— Warren Buffett

The Warren Buffett investment philosophy calls for a long-term investment horizon, where a five year holding period, or even longer, would fit right into the strategy. How would such a strategy have worked out for an investment into BorgWarner Inc (NYSE: BWA)? Today, we examine the outcome of a five year investment into the stock back in 2018.

Start date: 02/23/2018


End date: 02/22/2023
Start price/share: $52.32
End price/share: $49.74
Starting shares: 191.13
Ending shares: 207.94
Dividends reinvested/share: $3.40
Total return: 3.43%
Average annual return: 0.68%
Starting investment: $10,000.00
Ending investment: $10,344.66

As we can see, the five year investment result worked out as follows, with an annualized rate of return of 0.68%. This would have turned a $10K investment made 5 years ago into $10,344.66 today (as of 02/22/2023). On a total return basis, that’s a result of 3.43% (something to think about: how might BWA shares perform over the next 5 years?). [These numbers were computed with the Dividend Channel DRIP Returns Calculator.]

Notice that BorgWarner Inc paid investors a total of $3.40/share in dividends over the 5 holding period, marking a second component of the total return beyond share price change alone. Much like watering a tree, reinvesting dividends can help an investment to grow over time — for the above calculations we assume dividend reinvestment (and for this exercise the closing price on ex-date is used for the reinvestment of a given dividend).

Based upon the most recent annualized dividend rate of .68/share, we calculate that BWA has a current yield of approximately 1.37%. Another interesting datapoint we can examine is ‘yield on cost’ — in other words, we can express the current annualized dividend of .68 against the original $52.32/share purchase price. This works out to a yield on cost of 2.62%.
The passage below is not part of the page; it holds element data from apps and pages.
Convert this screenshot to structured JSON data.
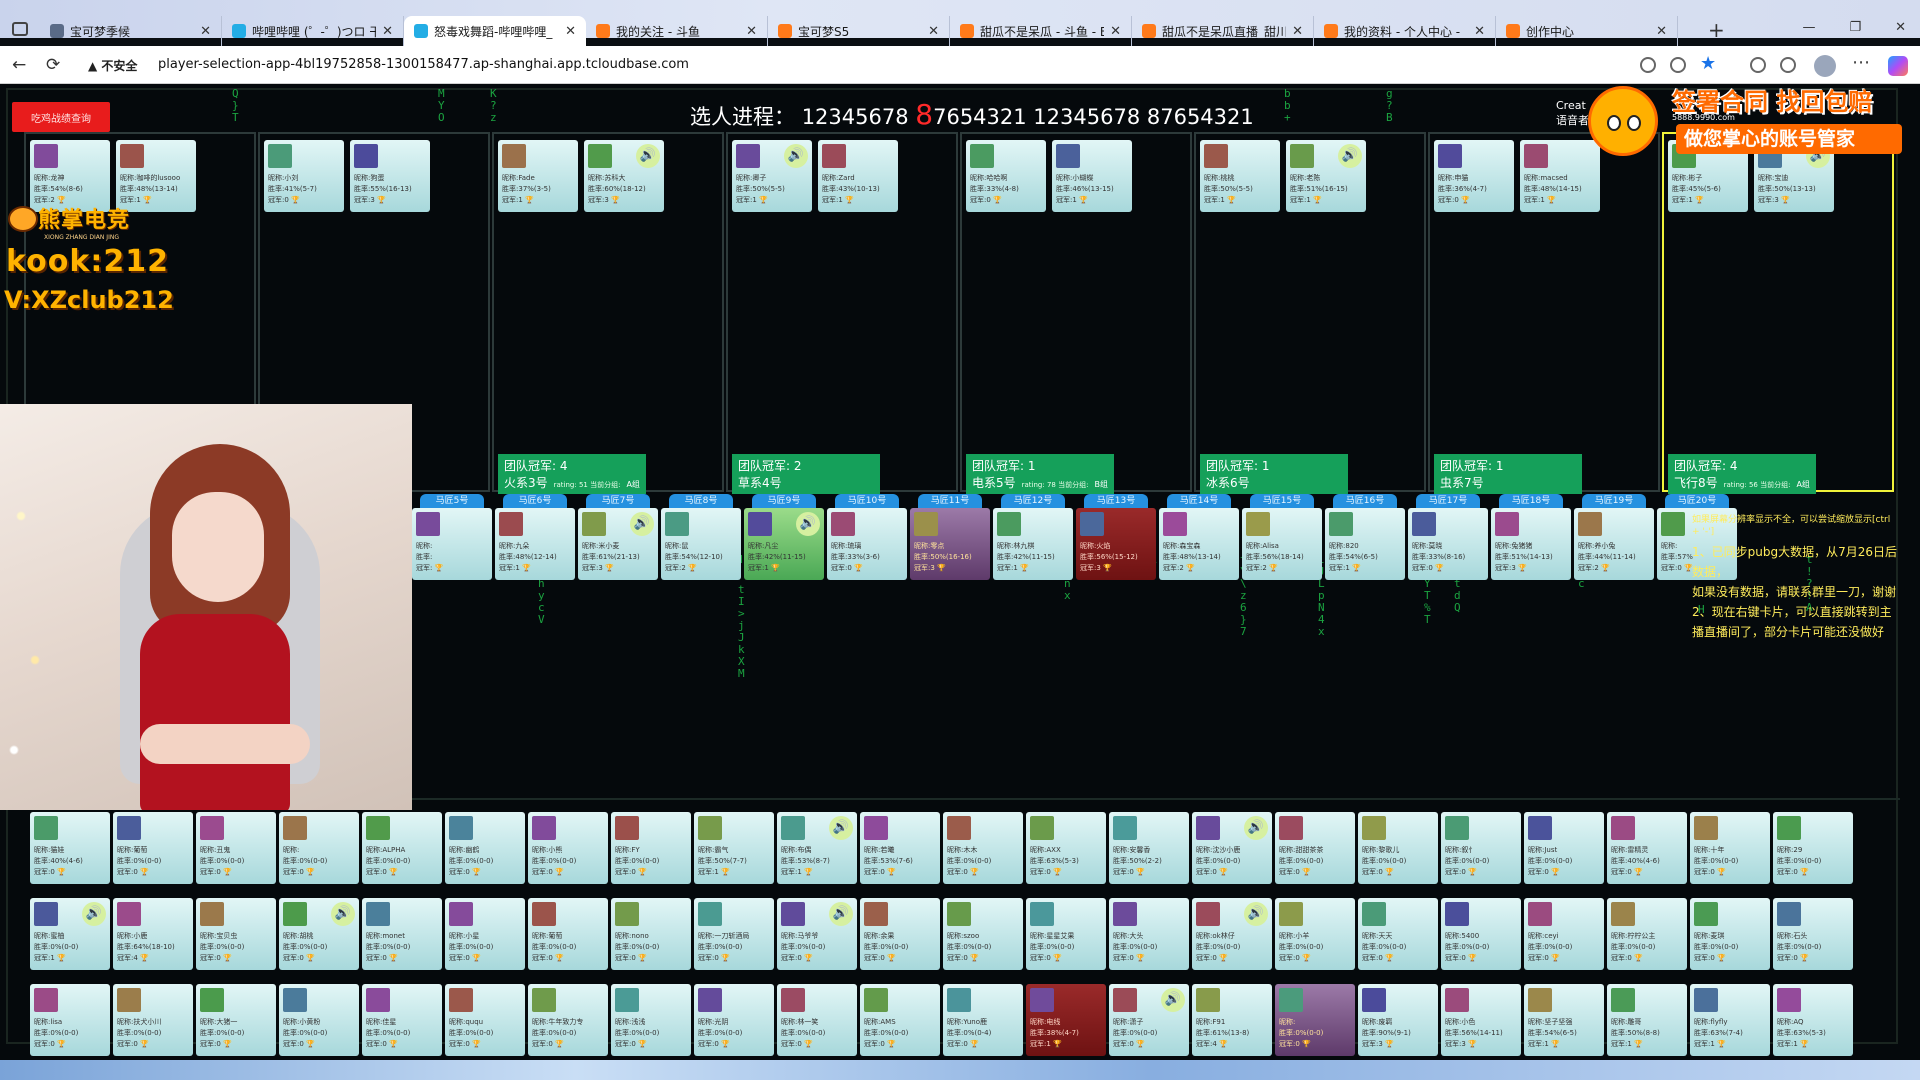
{
  "browser": {
    "tabs": [
      {
        "title": "宝可梦季候",
        "icon": "globe-icon"
      },
      {
        "title": "哔哩哔哩 (゜-゜)つロ 干",
        "icon": "bilibili-icon"
      },
      {
        "title": "怒毒戏舞蹈-哔哩哔哩_",
        "icon": "bilibili-icon"
      },
      {
        "title": "我的关注 - 斗鱼",
        "icon": "douyu-icon"
      },
      {
        "title": "宝可梦S5",
        "icon": "douyu-icon"
      },
      {
        "title": "甜瓜不是呆瓜 - 斗鱼 - E",
        "icon": "douyu-icon"
      },
      {
        "title": "甜瓜不是呆瓜直播_甜川",
        "icon": "douyu-icon"
      },
      {
        "title": "我的资料 - 个人中心 - ",
        "icon": "douyu-icon"
      },
      {
        "title": "创作中心",
        "icon": "douyu-icon"
      }
    ],
    "active_tab": 2,
    "security_label": "不安全",
    "url": "player-selection-app-4bl19752858-1300158477.ap-shanghai.app.tcloudbase.com"
  },
  "header": {
    "query_button": "吃鸡战绩查询",
    "progress_label": "选人进程：",
    "progress_a": "12345678",
    "progress_current": "8",
    "progress_b": "7654321 12345678 87654321",
    "create_note_1": "Creat",
    "create_note_2": "语音者"
  },
  "teams": [
    {
      "cards": [
        {
          "name": "龙神",
          "rate": "54%(8-6)",
          "champ": "2"
        },
        {
          "name": "咖啡的lusooo",
          "rate": "48%(13-14)",
          "champ": "1"
        }
      ]
    },
    {
      "cards": [
        {
          "name": "小刘",
          "rate": "41%(5-7)",
          "champ": "0"
        },
        {
          "name": "狗蛋",
          "rate": "55%(16-13)",
          "champ": "3"
        }
      ]
    },
    {
      "badge": "团队冠军: 4",
      "team": "火系3号",
      "score": "rating: 51 当前分组:",
      "group": "A组",
      "cards": [
        {
          "name": "Fade",
          "rate": "37%(3-5)",
          "champ": "1"
        },
        {
          "name": "苏科大",
          "rate": "60%(18-12)",
          "champ": "3",
          "speaking": true
        }
      ]
    },
    {
      "badge": "团队冠军: 2",
      "team": "草系4号",
      "cards": [
        {
          "name": "卿子",
          "rate": "50%(5-5)",
          "champ": "1",
          "speaking": true
        },
        {
          "name": "Zard",
          "rate": "43%(10-13)",
          "champ": "1"
        }
      ]
    },
    {
      "badge": "团队冠军: 1",
      "team": "电系5号",
      "score": "rating: 78 当前分组:",
      "group": "B组",
      "cards": [
        {
          "name": "哈哈啊",
          "rate": "33%(4-8)",
          "champ": "0"
        },
        {
          "name": "小蝴蝶",
          "rate": "46%(13-15)",
          "champ": "1"
        }
      ]
    },
    {
      "badge": "团队冠军: 1",
      "team": "冰系6号",
      "cards": [
        {
          "name": "桃桃",
          "rate": "50%(5-5)",
          "champ": "1"
        },
        {
          "name": "老陈",
          "rate": "51%(16-15)",
          "champ": "1",
          "speaking": true
        }
      ]
    },
    {
      "badge": "团队冠军: 1",
      "team": "虫系7号",
      "cards": [
        {
          "name": "申猫",
          "rate": "36%(4-7)",
          "champ": "0"
        },
        {
          "name": "macsed",
          "rate": "48%(14-15)",
          "champ": "1"
        }
      ]
    },
    {
      "badge": "团队冠军: 4",
      "team": "飞行8号",
      "score": "rating: 56 当前分组:",
      "group": "A组",
      "selected": true,
      "cards": [
        {
          "name": "彬子",
          "rate": "45%(5-6)",
          "champ": "1"
        },
        {
          "name": "宝迪",
          "rate": "50%(13-13)",
          "champ": "3",
          "speaking": true
        }
      ]
    }
  ],
  "horses": {
    "tabs": [
      "马匠5号",
      "马匠6号",
      "马匠7号",
      "马匠8号",
      "马匠9号",
      "马匠10号",
      "马匠11号",
      "马匠12号",
      "马匠13号",
      "马匠14号",
      "马匠15号",
      "马匠16号",
      "马匠17号",
      "马匠18号",
      "马匠19号",
      "马匠20号"
    ],
    "cards": [
      {
        "name": "",
        "rate": "",
        "champ": "",
        "style": "plain"
      },
      {
        "name": "九朵",
        "rate": "48%(12-14)",
        "champ": "1"
      },
      {
        "name": "米小麦",
        "rate": "61%(21-13)",
        "champ": "3",
        "speaking": true
      },
      {
        "name": "鼠",
        "rate": "54%(12-10)",
        "champ": "2"
      },
      {
        "name": "凡尘",
        "rate": "42%(11-15)",
        "champ": "1",
        "style": "green",
        "speaking": true
      },
      {
        "name": "琉璃",
        "rate": "33%(3-6)",
        "champ": "0"
      },
      {
        "name": "零点",
        "rate": "50%(16-16)",
        "champ": "3",
        "style": "purple"
      },
      {
        "name": "林九棋",
        "rate": "42%(11-15)",
        "champ": "1"
      },
      {
        "name": "火焰",
        "rate": "56%(15-12)",
        "champ": "3",
        "style": "red"
      },
      {
        "name": "森宝森",
        "rate": "48%(13-14)",
        "champ": "2"
      },
      {
        "name": "Alisa",
        "rate": "56%(18-14)",
        "champ": "2"
      },
      {
        "name": "820",
        "rate": "54%(6-5)",
        "champ": "1"
      },
      {
        "name": "莫晓",
        "rate": "33%(8-16)",
        "champ": "0"
      },
      {
        "name": "兔猪猪",
        "rate": "51%(14-13)",
        "champ": "3"
      },
      {
        "name": "养小兔",
        "rate": "44%(11-14)",
        "champ": "2"
      },
      {
        "name": "",
        "rate": "57%",
        "champ": "0"
      }
    ]
  },
  "notice": {
    "small": "如果屏幕分辨率显示不全，可以尝试缩放显示[ctrl + '-']",
    "line1": "1、已同步pubg大数据，从7月26日后数据，",
    "line2": "如果没有数据，请联系群里一刀，谢谢",
    "line3": "2、现在右键卡片，可以直接跳转到主播直播间了，部分卡片可能还没做好"
  },
  "pool": {
    "rows": [
      [
        {
          "name": "猫娃",
          "rate": "40%(4-6)",
          "champ": "0"
        },
        {
          "name": "葡萄",
          "rate": "0%(0-0)",
          "champ": "0"
        },
        {
          "name": "丑鬼",
          "rate": "0%(0-0)",
          "champ": "0"
        },
        {
          "name": "",
          "rate": "0%(0-0)",
          "champ": "0"
        },
        {
          "name": "ALPHA",
          "rate": "0%(0-0)",
          "champ": "0"
        },
        {
          "name": "幽鹤",
          "rate": "0%(0-0)",
          "champ": "0"
        },
        {
          "name": "小熊",
          "rate": "0%(0-0)",
          "champ": "0"
        },
        {
          "name": "FY",
          "rate": "0%(0-0)",
          "champ": "0"
        },
        {
          "name": "霸气",
          "rate": "50%(7-7)",
          "champ": "1"
        },
        {
          "name": "布偶",
          "rate": "53%(8-7)",
          "champ": "1",
          "speaking": true
        },
        {
          "name": "若曦",
          "rate": "53%(7-6)",
          "champ": "0"
        },
        {
          "name": "木木",
          "rate": "0%(0-0)",
          "champ": "0"
        },
        {
          "name": "AXX",
          "rate": "63%(5-3)",
          "champ": "0"
        },
        {
          "name": "安馨香",
          "rate": "50%(2-2)",
          "champ": "0"
        },
        {
          "name": "沈沙小鹿",
          "rate": "0%(0-0)",
          "champ": "0",
          "speaking": true
        },
        {
          "name": "甜甜茶茶",
          "rate": "0%(0-0)",
          "champ": "0"
        },
        {
          "name": "黎歌儿",
          "rate": "0%(0-0)",
          "champ": "0"
        },
        {
          "name": "叙忄",
          "rate": "0%(0-0)",
          "champ": "0"
        },
        {
          "name": "Just",
          "rate": "0%(0-0)",
          "champ": "0"
        },
        {
          "name": "雷精灵",
          "rate": "40%(4-6)",
          "champ": "0"
        },
        {
          "name": "十年",
          "rate": "0%(0-0)",
          "champ": "0"
        },
        {
          "name": "29",
          "rate": "0%(0-0)",
          "champ": "0"
        }
      ],
      [
        {
          "name": "蜜柚",
          "rate": "0%(0-0)",
          "champ": "1",
          "speaking": true
        },
        {
          "name": "小鹿",
          "rate": "64%(18-10)",
          "champ": "4"
        },
        {
          "name": "宝贝虫",
          "rate": "0%(0-0)",
          "champ": "0"
        },
        {
          "name": "胡桃",
          "rate": "0%(0-0)",
          "champ": "0",
          "speaking": true
        },
        {
          "name": "monet",
          "rate": "0%(0-0)",
          "champ": "0"
        },
        {
          "name": "小星",
          "rate": "0%(0-0)",
          "champ": "0"
        },
        {
          "name": "葡萄",
          "rate": "0%(0-0)",
          "champ": "0"
        },
        {
          "name": "nono",
          "rate": "0%(0-0)",
          "champ": "0"
        },
        {
          "name": "一刀斩酒局",
          "rate": "0%(0-0)",
          "champ": "0"
        },
        {
          "name": "马爷爷",
          "rate": "0%(0-0)",
          "champ": "0",
          "speaking": true
        },
        {
          "name": "余果",
          "rate": "0%(0-0)",
          "champ": "0"
        },
        {
          "name": "szoo",
          "rate": "0%(0-0)",
          "champ": "0"
        },
        {
          "name": "星星艾果",
          "rate": "0%(0-0)",
          "champ": "0"
        },
        {
          "name": "大头",
          "rate": "0%(0-0)",
          "champ": "0"
        },
        {
          "name": "ok林仔",
          "rate": "0%(0-0)",
          "champ": "0",
          "speaking": true
        },
        {
          "name": "小羊",
          "rate": "0%(0-0)",
          "champ": "0"
        },
        {
          "name": "天天",
          "rate": "0%(0-0)",
          "champ": "0"
        },
        {
          "name": "5400",
          "rate": "0%(0-0)",
          "champ": "0"
        },
        {
          "name": "ceyi",
          "rate": "0%(0-0)",
          "champ": "0"
        },
        {
          "name": "柠柠公主",
          "rate": "0%(0-0)",
          "champ": "0"
        },
        {
          "name": "麦琪",
          "rate": "0%(0-0)",
          "champ": "0"
        },
        {
          "name": "石头",
          "rate": "0%(0-0)",
          "champ": "0"
        }
      ],
      [
        {
          "name": "lisa",
          "rate": "0%(0-0)",
          "champ": "0"
        },
        {
          "name": "扶犬小川",
          "rate": "0%(0-0)",
          "champ": "0"
        },
        {
          "name": "大猪一",
          "rate": "0%(0-0)",
          "champ": "0"
        },
        {
          "name": "小黄粉",
          "rate": "0%(0-0)",
          "champ": "0"
        },
        {
          "name": "佳星",
          "rate": "0%(0-0)",
          "champ": "0"
        },
        {
          "name": "ququ",
          "rate": "0%(0-0)",
          "champ": "0"
        },
        {
          "name": "牛年致力专",
          "rate": "0%(0-0)",
          "champ": "0"
        },
        {
          "name": "浅浅",
          "rate": "0%(0-0)",
          "champ": "0"
        },
        {
          "name": "光阴",
          "rate": "0%(0-0)",
          "champ": "0"
        },
        {
          "name": "林一笑",
          "rate": "0%(0-0)",
          "champ": "0"
        },
        {
          "name": "AMS",
          "rate": "0%(0-0)",
          "champ": "0"
        },
        {
          "name": "Yuno鹿",
          "rate": "0%(0-4)",
          "champ": "0"
        },
        {
          "name": "电线",
          "rate": "38%(4-7)",
          "champ": "1",
          "style": "red"
        },
        {
          "name": "潇子",
          "rate": "0%(0-0)",
          "champ": "0",
          "speaking": true
        },
        {
          "name": "F91",
          "rate": "61%(13-8)",
          "champ": "4"
        },
        {
          "name": "",
          "rate": "0%(0-0)",
          "champ": "0",
          "style": "purple"
        },
        {
          "name": "废羁",
          "rate": "90%(9-1)",
          "champ": "3"
        },
        {
          "name": "小色",
          "rate": "56%(14-11)",
          "champ": "3"
        },
        {
          "name": "坚子坚强",
          "rate": "54%(6-5)",
          "champ": "1"
        },
        {
          "name": "雕哥",
          "rate": "50%(8-8)",
          "champ": "1"
        },
        {
          "name": "flyfly",
          "rate": "63%(7-4)",
          "champ": "1"
        },
        {
          "name": "AQ",
          "rate": "63%(5-3)",
          "champ": "1"
        }
      ]
    ]
  },
  "overlays": {
    "logo_brand": "熊掌电竞",
    "logo_sub": "XIONG ZHANG DIAN JING",
    "kook": "kook:212",
    "vx": "V:XZclub212",
    "ad_line1": "签署合同 找回包赔",
    "ad_line2": "做您掌心的账号管家",
    "ad_tiny": "5888.9990.com"
  },
  "card_labels": {
    "name": "昵称:",
    "rate": "胜率:",
    "champ": "冠军:"
  },
  "colors": {
    "accent_red": "#e81c1c",
    "team_green": "#15a05a",
    "tab_blue": "#2591e0",
    "notice_yellow": "#ffec5c",
    "rain_green": "#1fbf4a"
  }
}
Another great investment quote to think about:
“Markets are constantly in a state of uncertainty and flux and money is made by discounting the obvious and betting on the unexpected.” — George Soros